Local authorities have powers under the Town and Country Planning Act to protect trees and woodlands in the interest of amenity by making Tree Preservation Orders.
With certain exemptions it is not permissible to lop, top, uproot, wilfully damage or destroy a tree covered by a TPO. Planning permission must be sought by the tree owner and permission granted by the planning authority before any works may begin. There are fines of up to £20,000 and more for infringement of this legislation.
Trees that are potentially dangerous or are causing an actionable nuisance may be exempt from the legislation. Trees that do not have an amenity value may also be unworthy of statutory protection.
Local Planning Authorities require justification for tree works before considering the granting of consent. Refusal of consent for tree works or tree removal can be appealed against. Details of Appeal procedures should be included with any refusal of consent.
Before authorising tree works, you should contact your Local Planning Authority to ascertain if the trees are the subjects of any Tree Preservation Order or if they are within a Conservation Area, as if either applies, then statutory permission is required before any works can take place. The permission of any neighbouring tree owner must be granted prior to works being undertaken on their trees, apart from those involving overhanging branches as described below.
We can assist with applications, objections, appeals and all other issues relating to tree law.
Legal Rights and Responsibilities
Regarding tree works concerning boundary or neighbouring trees, there are clear laws about neighbour's and tree owners rights and responsibilities.
Briefly the relevant references are as follows;
"If branches grow over the property line, the owner of the adjoining property may cut them back to the boundary line" (Lonsdale v Nelson, 1823)
"The adjoining owner may not enter the property on which the tree is growing without first giving notice to the tree owner" (Lemmon v Webb, 1894)
"Branches that are removed are the property of the owner of the tree and should be offered back unconverted." (Mills v Brooker, 1919)
Also, it would normally be considered that any damage caused as a direct or indirect result of any pruning would be the responsibility of the tree pruner rather than the tree owner, in such circumstances. It should also be noted that any damage caused to your own property by neighbouring trees would be the responsibility of the tree owner, particularly if they had already been put on notice that their trees are potentially hazardous or a nuisance. (See: Rylands v Fletcher, 1868; Smith v Giddy, 1904 and Leakey v National Trust, 1978.)

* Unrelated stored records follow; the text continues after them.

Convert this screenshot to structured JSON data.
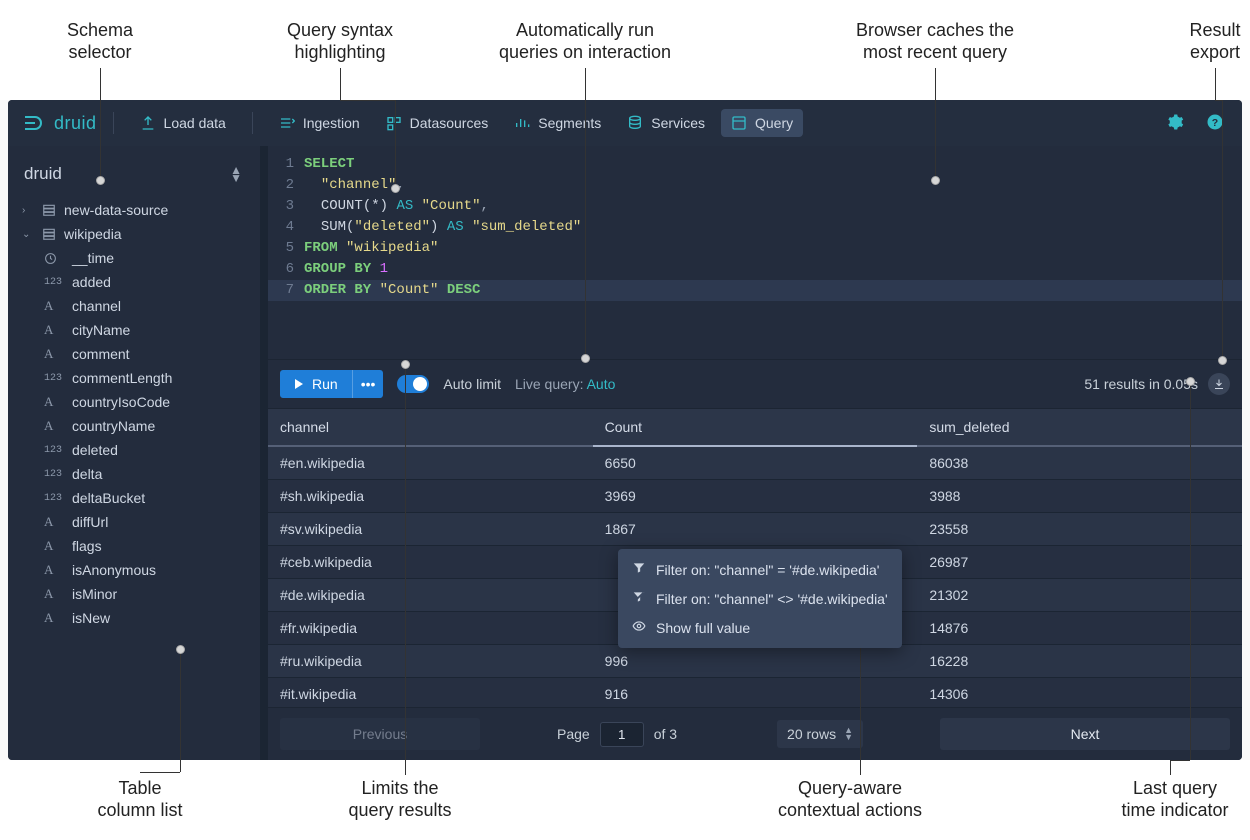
{
  "annotations": {
    "top": [
      "Schema\nselector",
      "Query syntax\nhighlighting",
      "Automatically run\nqueries on interaction",
      "Browser caches the\nmost recent query",
      "Result\nexport"
    ],
    "bottom": [
      "Table\ncolumn list",
      "Limits the\nquery results",
      "Query-aware\ncontextual actions",
      "Last query\ntime indicator"
    ]
  },
  "brand": "druid",
  "nav": {
    "load_data": "Load data",
    "ingestion": "Ingestion",
    "datasources": "Datasources",
    "segments": "Segments",
    "services": "Services",
    "query": "Query"
  },
  "sidebar": {
    "schema": "druid",
    "datasources": [
      {
        "name": "new-data-source",
        "expanded": false
      },
      {
        "name": "wikipedia",
        "expanded": true
      }
    ],
    "columns": [
      {
        "type": "time",
        "name": "__time"
      },
      {
        "type": "num",
        "name": "added"
      },
      {
        "type": "str",
        "name": "channel"
      },
      {
        "type": "str",
        "name": "cityName"
      },
      {
        "type": "str",
        "name": "comment"
      },
      {
        "type": "num",
        "name": "commentLength"
      },
      {
        "type": "str",
        "name": "countryIsoCode"
      },
      {
        "type": "str",
        "name": "countryName"
      },
      {
        "type": "num",
        "name": "deleted"
      },
      {
        "type": "num",
        "name": "delta"
      },
      {
        "type": "num",
        "name": "deltaBucket"
      },
      {
        "type": "str",
        "name": "diffUrl"
      },
      {
        "type": "str",
        "name": "flags"
      },
      {
        "type": "str",
        "name": "isAnonymous"
      },
      {
        "type": "str",
        "name": "isMinor"
      },
      {
        "type": "str",
        "name": "isNew"
      }
    ]
  },
  "editor": {
    "lines": [
      [
        [
          "kw",
          "SELECT"
        ]
      ],
      [
        [
          "pl",
          "  "
        ],
        [
          "str",
          "\"channel\""
        ],
        [
          "op",
          ","
        ]
      ],
      [
        [
          "pl",
          "  "
        ],
        [
          "fn",
          "COUNT(*) "
        ],
        [
          "as",
          "AS "
        ],
        [
          "str",
          "\"Count\""
        ],
        [
          "op",
          ","
        ]
      ],
      [
        [
          "pl",
          "  "
        ],
        [
          "fn",
          "SUM("
        ],
        [
          "str",
          "\"deleted\""
        ],
        [
          "fn",
          ") "
        ],
        [
          "as",
          "AS "
        ],
        [
          "str",
          "\"sum_deleted\""
        ]
      ],
      [
        [
          "kw",
          "FROM "
        ],
        [
          "str",
          "\"wikipedia\""
        ]
      ],
      [
        [
          "kw",
          "GROUP BY "
        ],
        [
          "num",
          "1"
        ]
      ],
      [
        [
          "kw",
          "ORDER BY "
        ],
        [
          "str",
          "\"Count\""
        ],
        [
          "kw",
          " DESC"
        ]
      ]
    ],
    "active_line": 7
  },
  "runbar": {
    "run": "Run",
    "auto_limit": "Auto limit",
    "live_query_label": "Live query: ",
    "live_query_value": "Auto",
    "status": "51 results in 0.05s"
  },
  "results": {
    "columns": [
      "channel",
      "Count",
      "sum_deleted"
    ],
    "sorted_col": "Count",
    "rows": [
      [
        "#en.wikipedia",
        "6650",
        "86038"
      ],
      [
        "#sh.wikipedia",
        "3969",
        " 3988"
      ],
      [
        "#sv.wikipedia",
        "1867",
        "23558"
      ],
      [
        "#ceb.wikipedia",
        "",
        "26987"
      ],
      [
        "#de.wikipedia",
        "",
        "21302"
      ],
      [
        "#fr.wikipedia",
        "",
        "14876"
      ],
      [
        "#ru.wikipedia",
        "996",
        "16228"
      ],
      [
        "#it.wikipedia",
        "916",
        "14306"
      ]
    ],
    "context_menu": [
      "Filter on: \"channel\" = '#de.wikipedia'",
      "Filter on: \"channel\" <> '#de.wikipedia'",
      "Show full value"
    ]
  },
  "pager": {
    "prev": "Previous",
    "next": "Next",
    "page_label": "Page",
    "page_value": "1",
    "page_of": "of 3",
    "rows": "20 rows"
  }
}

If works to neighbouring trees are recommended, the permission of the tree owner is required before any works are started. The only exception is if growth overhanging your boundary only is to be pruned, but it would be considered neighbourly to inform the tree owner and the arisings should still be offered back.
Similarly, you should not instruct contractors to undertake work on neighbouring trees without permission or to access neighbouring land for any reason without the consent of the neighbour. You could be deemed liable for any damage caused as a result of any trespass and responsible for the replacement value of any trees or shrubs that have been pruned or removed without permission.
The neighbour could be held responsible for any damage that results from the action of their trees. If the neighbour is requested to undertake pruning or tree removal in order to abate a nuisance or abate a hazard and fails to do so, there may be little defence against a future claim. You should always inform your insurers or legal advisers of any dispute and forward copies of any correspondence to them.